    And I am Marie of Romania.
    • Also in a review of Aimee Semple McPherson's rather self-aggrandizing autobiography:
      It may be that this autobiography is set down in sincerity, frankness, and simple effort. It may be, too, that the Statue of Liberty is situated in Lake Ontario.
  • Appliance Defenestration: From a review of Beauty and the Beast by Kathleen Norris: "I wish you could have heard that pretty crash Beauty and the Beast made when, with one sweeping, liquid gesture, I tossed it out of my twelfth-story window."
  • Baby Talk: Reviewing The House at Pooh Corner under the nom de plume "Constant Reader":
    It is that word "hummy," my darlings, that marks the first place in The House at Pooh Corner at which Tonstant Weader Fwowed up.
  • Bait-and-Switch Comment: Regarding Atlas Shrugged: "This is not a book to be tossed aside lightly. It should be thrown with great force."
  • But Liquor Is Quicker: One of her famous quotes: "One more drink and I'd have been under the host."
  • Caustic Critic: She was famous for this. In 1920, she was fired from Vanity Fair, because her savage theater reviews offended powerful producers too often.
  • Dull Surprise: Described Katharine Hepburn's performance in an early role, the notorious flop The Lake, as having "run the gamut of emotions from A to B".
  • Keep the Home Fires Burning: The poem "Penelope", a tribute to Odysseus's wife.
  • Pungeon Master: She was absolutely one of these. The "horticulture" page quote is a good example.
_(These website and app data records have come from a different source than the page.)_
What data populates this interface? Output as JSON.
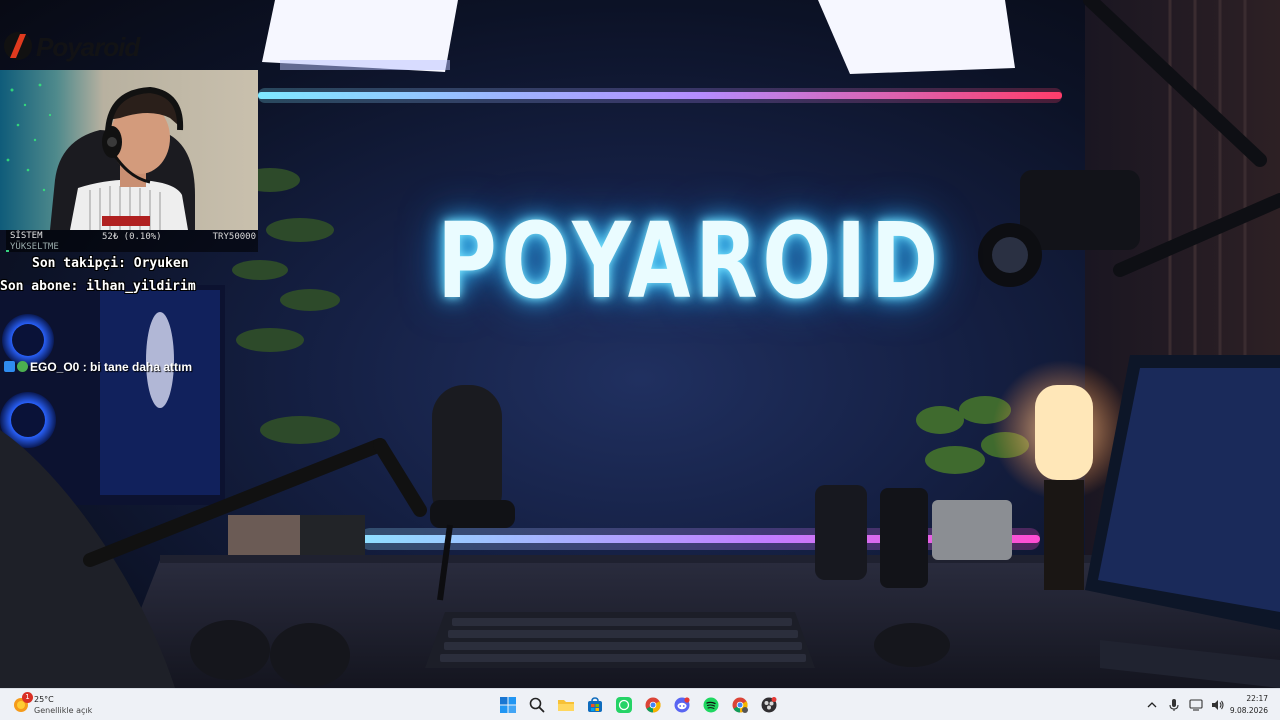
{
  "scene": {
    "title": "POYAROID"
  },
  "overlay": {
    "logo_text": "Poyaroid",
    "stats": {
      "label_line1": "SİSTEM",
      "label_line2": "YÜKSELTME",
      "count": "52₺ (0.10%)",
      "goal": "TRY50000",
      "progress_fraction": 0.001
    },
    "last_follower": "Son takipçi: Oryuken",
    "last_subscriber": "Son abone: ilhan_yildirim",
    "chat": {
      "user": "EGO_O0",
      "separator": " : ",
      "message": "bi tane daha attım"
    }
  },
  "taskbar": {
    "weather": {
      "badge": "1",
      "temperature": "25°C",
      "description": "Genellikle açık"
    },
    "apps": [
      {
        "name": "start-button",
        "icon": "windows-icon"
      },
      {
        "name": "search-button",
        "icon": "search-icon"
      },
      {
        "name": "file-explorer-button",
        "icon": "folder-icon"
      },
      {
        "name": "store-button",
        "icon": "store-icon"
      },
      {
        "name": "whatsapp-button",
        "icon": "whatsapp-icon"
      },
      {
        "name": "chrome-button",
        "icon": "chrome-icon"
      },
      {
        "name": "discord-button",
        "icon": "discord-icon"
      },
      {
        "name": "spotify-button",
        "icon": "spotify-icon"
      },
      {
        "name": "chrome-profile-button",
        "icon": "chrome-icon"
      },
      {
        "name": "obs-button",
        "icon": "obs-icon"
      }
    ],
    "clock": {
      "time": "22:17",
      "date": "9.08.2026"
    }
  },
  "colors": {
    "neon_cyan": "#7fe8ff",
    "neon_pink": "#ff3d8b",
    "taskbar_bg": "#eef1f6"
  }
}
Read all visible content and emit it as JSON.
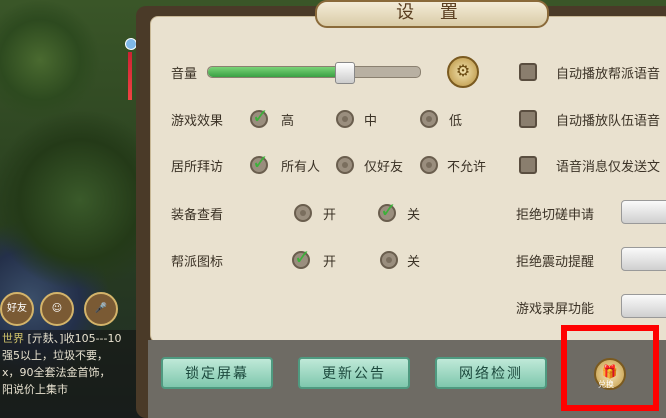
{
  "window_title": "设 置",
  "volume": {
    "label": "音量",
    "level": 0.64
  },
  "rows": [
    {
      "label": "游戏效果",
      "options": [
        "高",
        "中",
        "低"
      ],
      "selected": 0
    },
    {
      "label": "居所拜访",
      "options": [
        "所有人",
        "仅好友",
        "不允许"
      ],
      "selected": 0
    },
    {
      "label": "装备查看",
      "options": [
        "开",
        "关"
      ],
      "selected": 1
    },
    {
      "label": "帮派图标",
      "options": [
        "开",
        "关"
      ],
      "selected": 0
    }
  ],
  "checkboxes": [
    {
      "label": "自动播放帮派语音"
    },
    {
      "label": "自动播放队伍语音"
    },
    {
      "label": "语音消息仅发送文"
    }
  ],
  "toggles": [
    {
      "label": "拒绝切磋申请"
    },
    {
      "label": "拒绝震动提醒"
    },
    {
      "label": "游戏录屏功能"
    }
  ],
  "buttons": {
    "lock": "锁定屏幕",
    "update": "更新公告",
    "network": "网络检测"
  },
  "gift_label": "兑换",
  "chat": {
    "channel": "世界",
    "lines": [
      "[亓麸、]收105---10",
      "强5以上，垃圾不要，",
      "x，90全套法金首饰，",
      "阳说价上集市"
    ]
  },
  "chat_icons": [
    "好友"
  ]
}
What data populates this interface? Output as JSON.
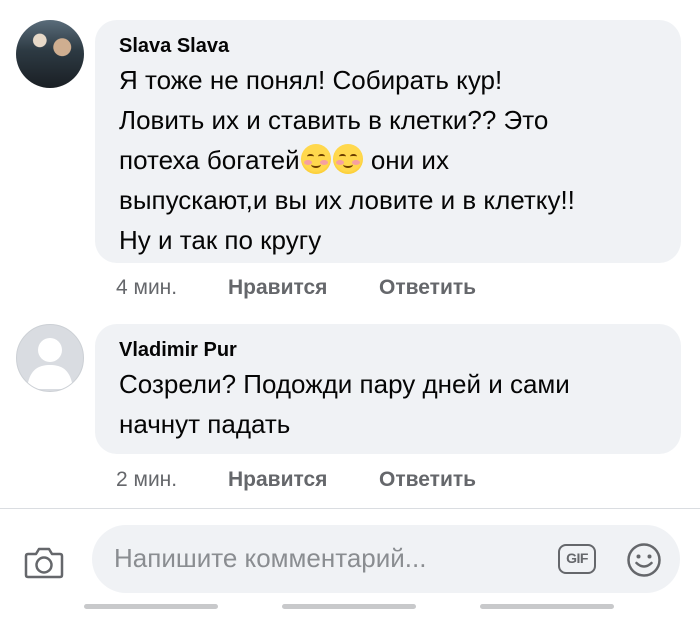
{
  "comments": [
    {
      "author": "Slava Slava",
      "text_before_emoji": "Я тоже не понял! Собирать кур!\nЛовить их и ставить в клетки?? Это\nпотеха богатей",
      "emoji_name": "smiling-face-with-smiling-eyes-emoji",
      "text_after_emoji": " они их\nвыпускают,и вы их ловите и в клетку!!\nНу и так по кругу",
      "time": "4 мин.",
      "like_label": "Нравится",
      "reply_label": "Ответить"
    },
    {
      "author": "Vladimir Pur",
      "text": "Созрели? Подожди пару дней и сами\nначнут падать",
      "time": "2 мин.",
      "like_label": "Нравится",
      "reply_label": "Ответить"
    }
  ],
  "composer": {
    "placeholder": "Напишите комментарий...",
    "gif_label": "GIF",
    "camera_icon": "camera-icon",
    "emoji_icon": "smiley-icon"
  },
  "colors": {
    "bubble": "#f0f2f5",
    "meta": "#65676b",
    "text": "#050505"
  }
}
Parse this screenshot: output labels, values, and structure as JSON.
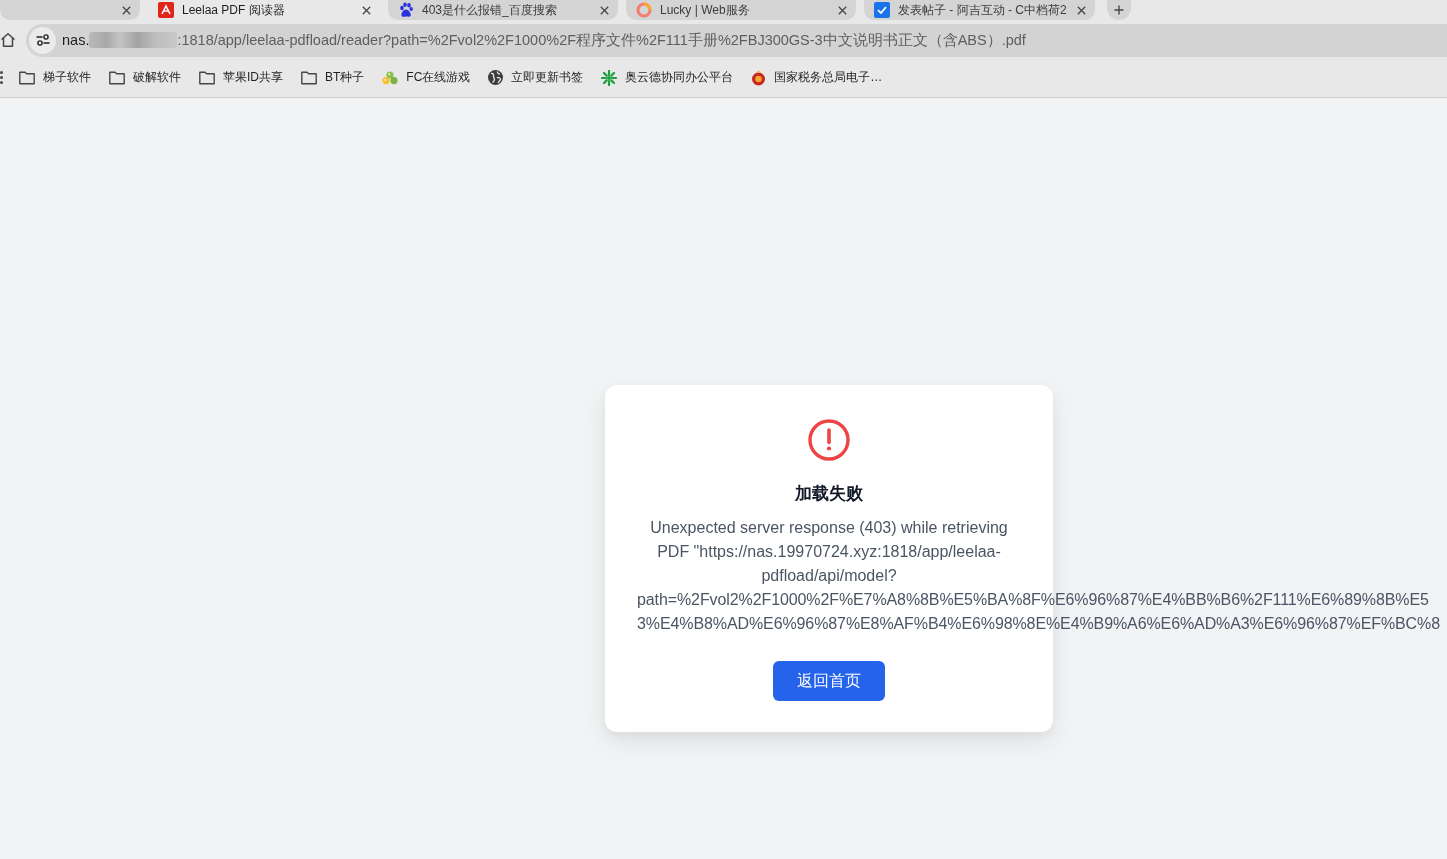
{
  "tabs": [
    {
      "selected": false
    },
    {
      "title": "Leelaa PDF 阅读器",
      "selected": true
    },
    {
      "title": "403是什么报错_百度搜索",
      "selected": false
    },
    {
      "title": "Lucky | Web服务",
      "selected": false
    },
    {
      "title": "发表帖子 - 阿吉互动 - C中档荷2",
      "selected": false
    }
  ],
  "address_bar": {
    "host_start": "nas.",
    "host_redacted": true,
    "url_rest": ":1818/app/leelaa-pdfload/reader?path=%2Fvol2%2F1000%2F程序文件%2F111手册%2FBJ300GS-3中文说明书正文（含ABS）.pdf"
  },
  "bookmarks": [
    {
      "label": "梯子软件",
      "kind": "folder"
    },
    {
      "label": "破解软件",
      "kind": "folder"
    },
    {
      "label": "苹果ID共享",
      "kind": "folder"
    },
    {
      "label": "BT种子",
      "kind": "folder"
    },
    {
      "label": "FC在线游戏",
      "kind": "blobs"
    },
    {
      "label": "立即更新书签",
      "kind": "globe"
    },
    {
      "label": "奥云德协同办公平台",
      "kind": "burst"
    },
    {
      "label": "国家税务总局电子…",
      "kind": "emblem"
    }
  ],
  "error_card": {
    "title": "加载失败",
    "message": "Unexpected server response (403) while retrieving PDF \"https://nas.19970724.xyz:1818/app/leelaa-pdfload/api/model?",
    "message_overflow_lines": [
      "path=%2Fvol2%2F1000%2F%E7%A8%8B%E5%BA%8F%E6%96%87%E4%BB%B6%2F111%E6%89%8B%E5",
      "3%E4%B8%AD%E6%96%87%E8%AF%B4%E6%98%8E%E4%B9%A6%E6%AD%A3%E6%96%87%EF%BC%8"
    ],
    "button": "返回首页"
  }
}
  • Rich Suitor, Poor Suitor: "The Choice" is a poem about a woman who has a choice between a man who offers her lands and fine things and a man who charms her with his singing alone. She chooses the latter without a second thought — and then wonders afterward if there's something wrong with her head.